US President Barack Obama. (Photo credit: NICHOLAS KAMM/AFP via Getty Images)
AFP via Getty Images
Exactly 11 years ago today, February 17, 2009, President Obama signed the American Recovery and Reinvestment Act of 2009 or the Recovery Act into law. The $831 billion in spending kicked off the longest period of economic growth and job creation in American history.
Over a decade of economic growth
The National Bureau of Economic Research or NBER determines the length of economic expansions and recessions. The recent growth period started in July 2009 and has lasted for 127 months through January 2020. This surpasses the previous record of 120 months from December 2001 to November 2007, which then led into the Great Recession that Obama inherited.
President Obama’s Recovery Act signature
Starting with the September 2009 quarter GDP growth has been positive every year since then. It ranged from 1.6% to 2.9% per year under Obama and from 2.3% to 2.9% under Trump.
The recent negative revisions to 2018’s job growth numbers could lead to a lower reading on Trump’s 2.9% GDP growth in 2018. The revised numbers should be out in July this year when the first estimate for June’s GDP growth is released.
Each of the last three years of Obama’s economy were stronger than Trump’s 2019 when adjusted for trade, inventory impacts and government spending.
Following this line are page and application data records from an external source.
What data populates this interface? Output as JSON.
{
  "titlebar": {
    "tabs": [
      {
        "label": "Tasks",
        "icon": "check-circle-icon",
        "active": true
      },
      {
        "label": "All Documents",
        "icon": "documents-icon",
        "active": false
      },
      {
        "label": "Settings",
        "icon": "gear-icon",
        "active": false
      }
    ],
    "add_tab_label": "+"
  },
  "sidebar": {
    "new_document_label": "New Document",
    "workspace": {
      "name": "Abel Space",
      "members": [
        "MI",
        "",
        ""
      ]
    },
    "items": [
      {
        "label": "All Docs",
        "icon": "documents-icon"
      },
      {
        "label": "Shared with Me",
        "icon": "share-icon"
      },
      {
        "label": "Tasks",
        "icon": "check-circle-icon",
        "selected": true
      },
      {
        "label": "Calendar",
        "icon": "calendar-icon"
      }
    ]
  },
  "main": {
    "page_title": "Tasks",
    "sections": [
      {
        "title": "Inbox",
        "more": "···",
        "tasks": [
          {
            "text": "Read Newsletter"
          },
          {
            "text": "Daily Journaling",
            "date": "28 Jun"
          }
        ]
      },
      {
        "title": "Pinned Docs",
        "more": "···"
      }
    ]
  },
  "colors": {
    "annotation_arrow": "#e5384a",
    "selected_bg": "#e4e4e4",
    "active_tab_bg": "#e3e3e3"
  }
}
To get an overall view of Trump’s economy this article has 10 economic metrics of his three years in office.
GDP growth rate: 2008 to 2019
Trump’s job growth is a continuation of Obama’s economy
The Bureau of Labor Statistics has data on the number of non-farm jobs in the economy going back to 1939. There have been two periods with 9 years of consecutive job growth; 1961 to 1969 and 1992 to 2000. As of December last year that record was broken with 10 years of consecutive job growth from 2010 to 2019.
U.S President Donald Trump.
© 2018 Bloomberg Finance LP
It is harder for companies to find workers and it is later in the business cycle. However, Trump’s boasts about how many jobs he has added don’t include the fact that he has generated 6.5 million jobs under his Presidency vs. the 8.1 million, or 1.6 million fewer than Obama did during his last three years in office. In fact, Trump’s best year of job growth (2018) doesn’t even beat any of Obama’s last three years.
Number of jobs added: 2008 to 2019
The graph below displays the number of employees in the private sector of the economy, meaning it excludes government workers and farmers, over the past 15 years. It shows the 10 years of increased employment, seven under Obama and three under Trump. It turns out that in 2019 there were 1.927 million private sector jobs added, the fewest since 2010 as the economy was recovering from the Great Recession.
Total private sector employment; 2005 to 2019
GRAPH COURTESY OF JOEL D. SHORE, BASED ON EMPLOYMENT DATA FROM THE U.S. BUREAU OF LABOR STATISTICS Source